Music is an expression of your feelings, emotions and spirit. Like writing, painting, or other art forms, music is our soul’s scream of passion, be it beauty, anger, love, frustration, confusion. Whatever our soul speaks, music articulates.
It is a way for us to connect with other people, like a good book. “Catcher in the Rye” peered into my deepest, darkest sense of self and confronted it. Music does the same. Literature and music help us know that other people DO understand. We are not alone. There are others who are much like us — vulnerable, self-conscious, scared, dark, lonely. Whatever it is, we are not alone, and connection is unbelievably important for humans.
Find the music that speaks to you. My wife listens to Taylor Swift, and I don’t understand it. She sounds like a computer-enhanced, whiny, entitled adolescent singing about teeny-bopper issues. I don’t get it — likely never will — just like my wife will never understand the way Trey’s guitar (lead singer for Phish) speaks to me. Phish sounds like rambling, untalented nonsense. But that’s OK. Her jam, my jam.
I am not asking you to dread your hair, get a sundress with Birkenstocks and come to a Phish show. Instead, find whoever it is that musically touches your soul. You have to seek it. Listen to a variety of music. Most radio hosts (sans Jonny at KSMT) will force pop music down your throat at the urging of giant record labels. If that music connects with you, awesome! Jam on! If not, keep listening.
There is a world of music out there, hidden. It’s not on mainstream radio — it’s nestled in the underground. Someone once said to me, “I hate Phish. Too much jam. I like my music to have words.” My response: “I guess Beethoven wouldn’t do it for you either?” To me, a Phish show reads more like a musical or a rock opera than a concert. Words optional.
Lyrics can be overrated in music. Instruments can speak, allowing your soul to create the feelings, words or ideas during the song. Sometimes, we need to find the appropriate expression, as guided by a piano, guitar, drums or other sound-making device. It can be more of a musical journey. Music allows us to project and process our lives.
LET IT GO
People look at me funny when I talk about the spiritual experiences I have at shows, often being brought to tears in front of tens of thousands of hippies. Generally, this is some sort of emotional self-projection guided by the artists on stage, a connection of their sounds to my soul, taking me to a place in myself that I didn’t know existed or was apprehensive to explore.
A Phish concert allows me to let loose, with no worries about judgement, how ridiculous I look dancing, how horrific I sound singing. It doesn’t matter because it’s accessing a part of my being that I actually like. I’m with a group of people doing the same thing, trying to enjoy life and explore our inner beings, “To feel the feeling I forgot … FREEEEEEEEE!!!!”

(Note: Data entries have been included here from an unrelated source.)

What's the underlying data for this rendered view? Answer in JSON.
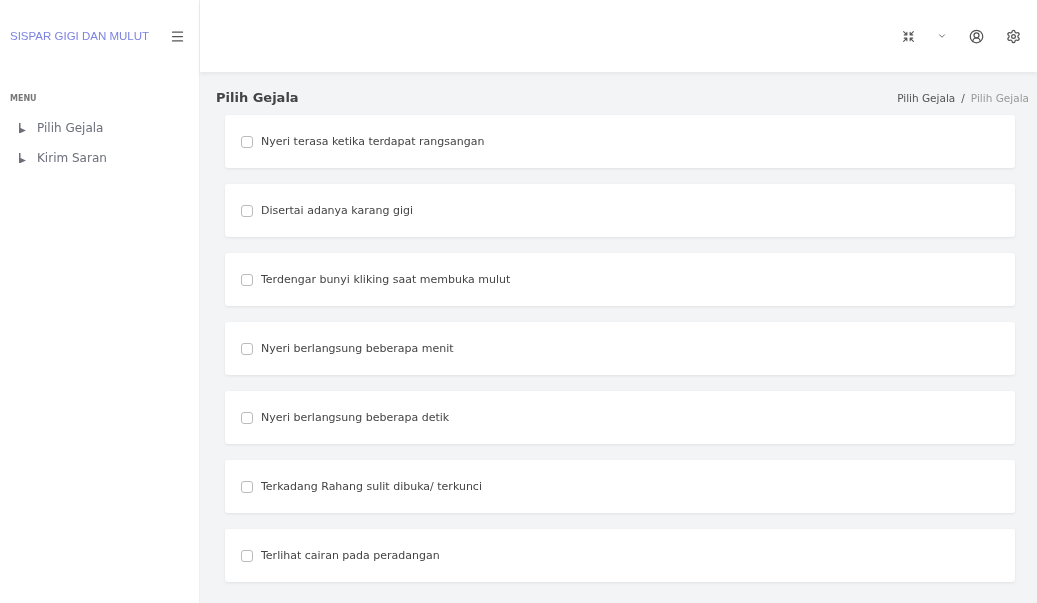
{
  "brand": {
    "title": "SISPAR GIGI DAN MULUT"
  },
  "sidebar": {
    "heading": "MENU",
    "items": [
      {
        "label": "Pilih Gejala"
      },
      {
        "label": "Kirim Saran"
      }
    ]
  },
  "page": {
    "title": "Pilih Gejala",
    "breadcrumb": [
      "Pilih Gejala",
      "/",
      "Pilih Gejala"
    ]
  },
  "symptoms": [
    {
      "label": "Nyeri terasa ketika terdapat rangsangan",
      "checked": false
    },
    {
      "label": "Disertai adanya karang gigi",
      "checked": false
    },
    {
      "label": "Terdengar bunyi kliking saat membuka mulut",
      "checked": false
    },
    {
      "label": "Nyeri berlangsung beberapa menit",
      "checked": false
    },
    {
      "label": "Nyeri berlangsung beberapa detik",
      "checked": false
    },
    {
      "label": "Terkadang Rahang sulit dibuka/ terkunci",
      "checked": false
    },
    {
      "label": "Terlihat cairan pada peradangan",
      "checked": false
    }
  ]
}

Music can be an escape, a spiritual experience, but it has to be the right music, determined by you. You will know it is your jam when you begin experiencing different emotions. People often say to me about my jam: “I don’t get it.” Once defensive and offended, now I just tell them, “Cool, you don’t have to.” You might never “get it.” But, I just hope you have music in your life that touches you like Phish resonates in me, spiritually.
I know I connect with people who share the same jam as I. We have a similarity of character, much as I assume that Taylor Swift fans have with one another, or at least I hope they do.
Your jam should at times support you, bring you out of funks, challenge you. I am fearful to listen to certain Phish songs because it can tickle a part of my soul that may need not be presently activated. Nonetheless, finding your jam engages your spirit, awakens your soul and enhances the person you are.
Your jam, my jam — doesn’t matter. Just jam, Summit County!
***Music and Mental Health- That’s My Jam was an article originally written by Drew Mikita for the Summit Daily News on November 10, 2015 under the title Dear Drewbie: Can Phish help you through life’s highs and lows?
Reference for this article:
Mikta, D. (2015, November 10). Can Phish help you through life’s highs and lows? Summit Daily News. p. 12.